As a part of President Obama’s continuing commitment to help coastal communities recover from Hurricane Sandy and promote resilient coastal systems, the Bureau of Ocean Energy Management (BOEM) and the State of New Jersey signed a two-year cooperative agreement totaling $400,000 to identify sand resources for coastal resilience and restoration planning.
The agreement will help BOEM and New Jersey conduct research that will help coastal communities recover from Hurricane Sandy, restore habitat, increase the knowledge of sand resources offshore, and contribute to long-term coastal resilience planning efforts.

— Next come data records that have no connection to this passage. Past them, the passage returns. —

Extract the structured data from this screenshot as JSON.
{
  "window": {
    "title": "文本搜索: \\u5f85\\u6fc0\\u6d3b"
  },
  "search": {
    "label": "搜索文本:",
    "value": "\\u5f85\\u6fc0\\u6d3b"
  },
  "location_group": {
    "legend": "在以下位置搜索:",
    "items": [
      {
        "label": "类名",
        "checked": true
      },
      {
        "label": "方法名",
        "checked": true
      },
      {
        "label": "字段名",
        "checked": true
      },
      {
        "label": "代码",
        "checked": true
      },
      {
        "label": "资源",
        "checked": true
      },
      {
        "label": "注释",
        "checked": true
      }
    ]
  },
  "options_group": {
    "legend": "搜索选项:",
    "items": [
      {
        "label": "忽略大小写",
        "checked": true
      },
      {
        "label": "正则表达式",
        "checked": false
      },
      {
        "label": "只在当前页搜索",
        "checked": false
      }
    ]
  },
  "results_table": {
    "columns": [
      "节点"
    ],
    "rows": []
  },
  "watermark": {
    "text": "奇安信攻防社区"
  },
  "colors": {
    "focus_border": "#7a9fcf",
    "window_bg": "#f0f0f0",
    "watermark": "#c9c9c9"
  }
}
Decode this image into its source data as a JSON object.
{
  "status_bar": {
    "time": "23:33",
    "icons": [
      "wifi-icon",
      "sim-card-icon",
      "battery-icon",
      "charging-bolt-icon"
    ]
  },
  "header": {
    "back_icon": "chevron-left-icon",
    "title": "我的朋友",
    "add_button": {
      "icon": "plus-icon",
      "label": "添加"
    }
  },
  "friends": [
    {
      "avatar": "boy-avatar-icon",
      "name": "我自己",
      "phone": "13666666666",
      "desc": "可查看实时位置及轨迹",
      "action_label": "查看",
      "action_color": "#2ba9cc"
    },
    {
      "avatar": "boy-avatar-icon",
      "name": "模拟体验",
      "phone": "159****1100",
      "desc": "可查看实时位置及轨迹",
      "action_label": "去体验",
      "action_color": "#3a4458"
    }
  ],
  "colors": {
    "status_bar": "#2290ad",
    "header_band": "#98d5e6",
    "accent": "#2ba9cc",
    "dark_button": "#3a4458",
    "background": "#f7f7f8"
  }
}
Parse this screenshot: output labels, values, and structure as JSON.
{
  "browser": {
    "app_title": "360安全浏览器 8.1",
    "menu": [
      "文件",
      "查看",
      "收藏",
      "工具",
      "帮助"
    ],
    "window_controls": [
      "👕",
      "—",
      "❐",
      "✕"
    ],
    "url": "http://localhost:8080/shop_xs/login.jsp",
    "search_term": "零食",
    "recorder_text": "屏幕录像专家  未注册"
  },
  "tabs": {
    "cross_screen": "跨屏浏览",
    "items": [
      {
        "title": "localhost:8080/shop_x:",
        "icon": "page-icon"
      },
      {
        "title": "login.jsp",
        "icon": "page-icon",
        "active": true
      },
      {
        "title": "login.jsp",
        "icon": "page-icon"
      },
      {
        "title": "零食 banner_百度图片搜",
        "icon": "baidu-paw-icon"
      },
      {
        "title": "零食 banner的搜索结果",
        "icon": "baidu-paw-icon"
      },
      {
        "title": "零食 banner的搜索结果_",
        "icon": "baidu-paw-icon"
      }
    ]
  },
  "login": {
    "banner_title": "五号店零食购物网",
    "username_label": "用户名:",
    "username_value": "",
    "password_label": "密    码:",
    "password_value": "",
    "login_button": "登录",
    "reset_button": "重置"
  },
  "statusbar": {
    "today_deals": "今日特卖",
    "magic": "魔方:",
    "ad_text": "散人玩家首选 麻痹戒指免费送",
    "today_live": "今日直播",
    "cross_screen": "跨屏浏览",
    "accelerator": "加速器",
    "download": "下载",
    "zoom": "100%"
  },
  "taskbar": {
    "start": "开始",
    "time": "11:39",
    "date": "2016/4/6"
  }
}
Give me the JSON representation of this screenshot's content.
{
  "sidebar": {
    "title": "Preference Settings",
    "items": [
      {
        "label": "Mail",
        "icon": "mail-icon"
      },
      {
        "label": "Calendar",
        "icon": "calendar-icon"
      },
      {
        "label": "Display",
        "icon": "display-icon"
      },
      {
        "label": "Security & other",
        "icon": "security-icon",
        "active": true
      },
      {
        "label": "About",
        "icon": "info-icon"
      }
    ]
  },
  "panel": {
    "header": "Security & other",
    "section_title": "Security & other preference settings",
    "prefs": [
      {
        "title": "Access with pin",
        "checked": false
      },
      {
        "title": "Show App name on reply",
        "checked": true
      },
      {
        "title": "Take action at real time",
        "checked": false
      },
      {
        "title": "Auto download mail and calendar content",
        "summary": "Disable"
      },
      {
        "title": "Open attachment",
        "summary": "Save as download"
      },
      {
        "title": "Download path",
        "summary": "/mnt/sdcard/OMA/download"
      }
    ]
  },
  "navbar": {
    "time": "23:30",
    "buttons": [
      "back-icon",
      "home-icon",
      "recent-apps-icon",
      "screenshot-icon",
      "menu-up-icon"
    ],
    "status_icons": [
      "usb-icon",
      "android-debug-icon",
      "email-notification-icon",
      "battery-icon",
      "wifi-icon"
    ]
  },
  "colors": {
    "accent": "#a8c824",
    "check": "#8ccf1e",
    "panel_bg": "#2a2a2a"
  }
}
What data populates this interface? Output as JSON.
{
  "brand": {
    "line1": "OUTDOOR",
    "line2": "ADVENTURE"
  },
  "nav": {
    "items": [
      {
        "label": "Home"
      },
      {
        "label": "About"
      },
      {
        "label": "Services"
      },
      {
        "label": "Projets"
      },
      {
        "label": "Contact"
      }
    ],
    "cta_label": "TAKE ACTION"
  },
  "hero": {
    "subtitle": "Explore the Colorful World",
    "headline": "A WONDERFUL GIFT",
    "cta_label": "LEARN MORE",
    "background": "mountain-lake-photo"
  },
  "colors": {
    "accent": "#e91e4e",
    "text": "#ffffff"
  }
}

Under this agreement, the New Jersey Department of Environmental Protection, Geological and Water Survey (NJGWS) will focus on assessing sand resources offshore Monmouth and Northern Ocean counties to support a range of activities, including shoreline and habitat restoration efforts. The NJGWS will develop resource maps and review existing marine geological studies to assist BOEM in identifying sand resources that can be included as a component of state coastal resilience and restoration planning. The NJGWS has an ongoing program to identify sand resources in both state and federal waters.
“This agreement renews BOEM’s commitment to work with New Jersey to help coastal communities recover from Hurricane Sandy and enhance resilience efforts for the future,” said BOEM Acting Director Walter Cruickshank. “We are committed to continuing to work in a collaborative manner to help local communities withstand damage from future storms.”
“This research will have great benefit to projects to be done by the Army Corps of Engineers, which will be focusing on restoring and improving New Jersey’s coastline, to make it more resilient and better able to withstand future storms,” said New Jersey Department of Environmental Protection Commissioner Bob Martin.
BOEM scientists will assist New Jersey in identifying areas to study for future geophysical and geological surveys, with the purpose of confirming previously identified resources and locating new potential areas of sand resources. BOEM will also help New Jersey develop tools to more readily share sand resource data with other agencies involved in coastal resilience planning.
Such activities are essential for reducing potential storm damage to the residents, economies, and infrastructure of New Jersey’s coastal areas. Research funded under this agreement will help ensure that activities including offshore dredging and beach nourishment are conducted in a sustainable manner that is compatible with natural sediment transport and biological processes, as well as stakeholder interests.
This agreement is part of a series of partnerships with coastal Atlantic states using part of the $13.6 million allocated to BOEM through the Disaster Relief Appropriations Act of 2013. The research will identify sand and gravel resources that are appropriate for coastal protection and restoration along the entire Atlantic Outer Continental Shelf (OCS).
Since Hurricane Sandy struck, BOEM has been working with the U.S. Army Corps of Engineers, other members of the Federal government’s Hurricane Sandy Task Force, state coastal planning agencies, state geological surveys and other entities to analyze the needs for coastal restoration and to develop restoration plans.
Press Release, May 13, 2014